Whole Foods has set up a webpage where customers are being provided some details about the breach. The page allows users to check if the store they made purchases in has been hit.
According to the company, cybercriminals may have stolen payment cards used at taprooms and full table-service restaurants in various cities in Alabama, Arizona, Arkansas, California, Colorado, District of Columbia, Florida, Georgia, Hawaii, Idaho, Illinois, Indiana, Kansas, Maine, Michigan, Minnesota, Missouri, Nevada, New Hampshire, New Jersey, New Mexico, New York, North Carolina, Ohio, Oregon, Pennsylvania, Tennessee, Texas, Virginia, Washington and Wisconsin. The largest number of affected locations is in California.
Whole Foods said it had learned of unauthorized access to some payment systems on September 23 and replaced affected point-of-sale (PoS) devices by September 28. However, the investigation conducted by the firm in collaboration with cybersecurity forensics experts revealed that hackers had gained access to some stores in as early as March 10.
The malware planted on PoS systems was designed to collect cardholder names, account numbers, card expiration dates, and internal verification codes.
The supermarket chain pointed out that the incident only impacted payment systems at taprooms and restaurants within stores. Payments made at primary store checkout systems were not affected. The company has also highlighted that the breach does not impact Amazon.com, which uses separate systems.
The web page set up by the company to provide information about the breach includes recommendations on how customers can protect themselves and how to avoid being liable for any fraudulent charges on their credit and debit cards.
Fast food restaurant chain Sonic Drive-In also confirmed this month that it had suffered a payment card breach.
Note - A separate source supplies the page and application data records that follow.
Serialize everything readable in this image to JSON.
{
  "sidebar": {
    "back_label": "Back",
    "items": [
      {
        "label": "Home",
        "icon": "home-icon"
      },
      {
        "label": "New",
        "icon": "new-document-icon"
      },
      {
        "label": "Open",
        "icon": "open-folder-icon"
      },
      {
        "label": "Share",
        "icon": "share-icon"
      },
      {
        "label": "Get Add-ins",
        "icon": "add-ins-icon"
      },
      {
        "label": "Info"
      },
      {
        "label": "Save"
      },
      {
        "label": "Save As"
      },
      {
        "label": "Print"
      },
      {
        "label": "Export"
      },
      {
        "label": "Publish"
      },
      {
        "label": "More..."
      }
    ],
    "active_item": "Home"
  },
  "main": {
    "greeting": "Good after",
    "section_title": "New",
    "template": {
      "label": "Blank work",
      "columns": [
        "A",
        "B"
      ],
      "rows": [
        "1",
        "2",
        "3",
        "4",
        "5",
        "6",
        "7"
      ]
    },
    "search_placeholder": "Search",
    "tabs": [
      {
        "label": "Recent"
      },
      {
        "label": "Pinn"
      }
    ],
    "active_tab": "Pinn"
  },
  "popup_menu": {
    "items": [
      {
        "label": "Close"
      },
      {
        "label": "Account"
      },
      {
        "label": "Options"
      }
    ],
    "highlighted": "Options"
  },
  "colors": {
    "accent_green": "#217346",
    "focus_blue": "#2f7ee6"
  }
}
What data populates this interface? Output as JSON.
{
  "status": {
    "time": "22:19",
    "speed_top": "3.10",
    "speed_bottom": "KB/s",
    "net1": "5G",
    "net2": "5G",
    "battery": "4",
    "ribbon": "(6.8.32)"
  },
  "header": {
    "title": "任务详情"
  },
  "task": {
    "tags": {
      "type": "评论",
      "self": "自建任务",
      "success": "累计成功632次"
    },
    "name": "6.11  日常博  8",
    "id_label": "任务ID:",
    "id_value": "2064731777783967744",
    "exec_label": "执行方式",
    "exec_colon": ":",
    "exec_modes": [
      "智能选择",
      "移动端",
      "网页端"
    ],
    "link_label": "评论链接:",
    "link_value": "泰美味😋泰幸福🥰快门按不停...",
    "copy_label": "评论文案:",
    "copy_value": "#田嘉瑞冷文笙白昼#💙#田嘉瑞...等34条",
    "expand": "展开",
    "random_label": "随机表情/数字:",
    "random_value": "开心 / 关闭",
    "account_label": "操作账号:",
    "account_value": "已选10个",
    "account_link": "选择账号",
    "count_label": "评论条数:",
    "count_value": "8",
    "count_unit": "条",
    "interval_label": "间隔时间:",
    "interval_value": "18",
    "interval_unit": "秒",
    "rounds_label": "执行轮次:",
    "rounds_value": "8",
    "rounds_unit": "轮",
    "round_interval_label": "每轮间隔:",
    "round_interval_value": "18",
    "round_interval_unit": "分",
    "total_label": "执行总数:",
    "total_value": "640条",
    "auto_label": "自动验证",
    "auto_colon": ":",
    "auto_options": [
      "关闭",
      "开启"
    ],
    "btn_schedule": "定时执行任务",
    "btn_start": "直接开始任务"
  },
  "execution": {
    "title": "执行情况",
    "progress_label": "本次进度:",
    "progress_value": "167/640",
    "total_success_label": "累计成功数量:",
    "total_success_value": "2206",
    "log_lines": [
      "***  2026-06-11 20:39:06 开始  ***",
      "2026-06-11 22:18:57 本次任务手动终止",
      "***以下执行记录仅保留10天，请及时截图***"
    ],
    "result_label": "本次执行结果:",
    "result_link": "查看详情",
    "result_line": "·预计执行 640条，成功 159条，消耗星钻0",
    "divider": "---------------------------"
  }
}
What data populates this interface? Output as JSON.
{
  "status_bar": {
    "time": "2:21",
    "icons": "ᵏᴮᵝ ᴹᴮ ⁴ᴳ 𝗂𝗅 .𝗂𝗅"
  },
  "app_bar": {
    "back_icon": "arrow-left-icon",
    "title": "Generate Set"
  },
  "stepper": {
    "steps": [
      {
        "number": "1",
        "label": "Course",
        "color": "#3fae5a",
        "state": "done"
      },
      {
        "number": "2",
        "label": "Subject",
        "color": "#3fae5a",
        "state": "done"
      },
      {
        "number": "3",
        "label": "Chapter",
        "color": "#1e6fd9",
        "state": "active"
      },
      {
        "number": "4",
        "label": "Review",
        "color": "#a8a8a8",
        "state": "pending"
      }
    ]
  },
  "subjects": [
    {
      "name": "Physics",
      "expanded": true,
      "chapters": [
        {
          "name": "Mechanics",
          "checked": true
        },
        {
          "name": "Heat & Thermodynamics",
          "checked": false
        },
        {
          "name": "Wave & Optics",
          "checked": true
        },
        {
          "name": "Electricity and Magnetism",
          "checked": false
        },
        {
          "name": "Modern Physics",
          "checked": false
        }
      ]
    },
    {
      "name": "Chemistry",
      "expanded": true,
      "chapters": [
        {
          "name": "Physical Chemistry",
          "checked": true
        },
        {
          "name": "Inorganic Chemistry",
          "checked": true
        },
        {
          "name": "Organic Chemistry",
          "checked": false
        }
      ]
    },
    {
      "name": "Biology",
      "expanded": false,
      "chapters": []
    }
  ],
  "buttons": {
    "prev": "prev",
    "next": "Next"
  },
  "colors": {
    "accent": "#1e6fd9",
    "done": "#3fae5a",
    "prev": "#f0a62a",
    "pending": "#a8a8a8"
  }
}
It’s unclear how many locations are affected, but some experts reported that millions of cards may have been stolen in the attack.